“In our society generally, we are not enlightened enough to know that males can be raped generally and because of homophobia, people don't really want to focus on male-male rape talk because people fear a lot, they fear they could be labelled as partners. They believe being called a homosexual is like being called a criminal and it has been criminalised here.”

He stated that academic instructors should be educated on how to create awareness and give information on what students should do if they become victims.

He also said the government should broaden the concept of rape to include male-male and how to deal with it.

When asked if there is a possibility for young males molested become gay, he said it has not been proven that there is a link between being a victim of sexual harassment as a boy and becoming gay.

“Being a homosexual is something that probably has to do with structural and biochemical changes in the brain at the early stages of life. But there are psychological and psychiatric problems if males are raped early. Most of these perpetrators are people close to them except in the boarding house," he said.

The psychiatrist highlighted anxiety, undue fear, worry, and lack of self-confidence as effects of rape on male children.

“They could at an early stage start showing symptoms of anxiety, undue fear, unnecessary worry, not having enough confidence to do what they are supposed to do, poor concentration at school, sleep problems, and they could actually be depressed and what parents or guardians will rule out could be sexual assault.

“Victims could exhibit conduct disorder, finding it difficult to conform to the norms of the society, they may start refusing to go to school, be uncooperative, academic standards may crash, when all these happens and there is no one to intervene, at that stage, that could be a lot of problem. Some of them, if it is severe, will contemplate suicide.”

He added: “Male sexual harassment is an issue that should be taken seriously, it should be looked into by the appropriate authorities.”

UK-trained psychotherapist and lead therapist for Therapy Consult By Salem, Salem Ogunlowo, said issues such sexual assault of boys are not openly discussed in society.

Corroborating the views of the other two experts, she said victims’ fear of social stigma, threat to life amongst others are responsible for the silence culture.

“Family members and the school authorities shun those who manage to speak up about these abuses,” she said.

"Unfortunately, the word trust is very scarce in our society. Once there is trust among parents and children, they will open up more. If there is trust, the system will punish the abuser irrespective of who they are in the society, then victims will feel safe to talk.”

According to her, there is a need to continually create awareness by educating people on the importance of shunning the stigma and seeking help.

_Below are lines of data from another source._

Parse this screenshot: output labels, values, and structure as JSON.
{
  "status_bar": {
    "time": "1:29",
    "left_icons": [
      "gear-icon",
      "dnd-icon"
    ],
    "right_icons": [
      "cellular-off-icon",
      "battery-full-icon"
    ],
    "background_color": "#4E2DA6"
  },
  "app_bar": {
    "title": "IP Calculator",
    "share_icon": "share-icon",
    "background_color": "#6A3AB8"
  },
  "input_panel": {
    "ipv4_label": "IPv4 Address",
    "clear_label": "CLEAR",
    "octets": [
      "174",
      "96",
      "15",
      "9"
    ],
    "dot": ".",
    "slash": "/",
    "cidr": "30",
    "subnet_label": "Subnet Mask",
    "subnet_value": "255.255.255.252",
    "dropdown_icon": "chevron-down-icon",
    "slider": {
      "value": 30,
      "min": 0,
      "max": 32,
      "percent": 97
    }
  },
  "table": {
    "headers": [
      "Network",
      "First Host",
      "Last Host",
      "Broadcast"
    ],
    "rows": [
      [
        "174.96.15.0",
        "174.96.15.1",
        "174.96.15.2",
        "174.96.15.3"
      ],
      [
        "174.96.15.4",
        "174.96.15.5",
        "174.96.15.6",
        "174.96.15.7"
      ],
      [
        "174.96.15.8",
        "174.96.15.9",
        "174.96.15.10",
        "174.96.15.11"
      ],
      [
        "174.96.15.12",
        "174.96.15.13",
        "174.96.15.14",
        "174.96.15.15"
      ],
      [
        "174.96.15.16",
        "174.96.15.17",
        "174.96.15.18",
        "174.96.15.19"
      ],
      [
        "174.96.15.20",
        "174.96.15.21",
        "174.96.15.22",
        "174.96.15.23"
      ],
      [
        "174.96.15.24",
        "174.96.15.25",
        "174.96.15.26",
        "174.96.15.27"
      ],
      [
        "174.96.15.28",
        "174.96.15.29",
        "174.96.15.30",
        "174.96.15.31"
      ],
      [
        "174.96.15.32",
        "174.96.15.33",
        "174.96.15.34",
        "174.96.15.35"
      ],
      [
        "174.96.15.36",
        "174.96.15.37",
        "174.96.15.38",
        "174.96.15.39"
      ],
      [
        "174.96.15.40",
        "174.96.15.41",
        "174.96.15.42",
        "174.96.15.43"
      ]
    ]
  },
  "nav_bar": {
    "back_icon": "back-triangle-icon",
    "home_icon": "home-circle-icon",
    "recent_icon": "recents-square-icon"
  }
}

While condemning the refusal of the authorities concerned to address the issue, the psychotherapist, who claimed to have treated many sexual abuse victims, said if abuse is left untreated, it doesn't just go away.

“These folks end up with identity issues. They become the abusers themselves, psychopaths and much more. Most of those who claim to have recovered end up abusing drugs just to fill in the gap the pain brings because they can't really talk about it to anybody, due to (lack of trust). People are always quick to judge and apportion blame,” she said.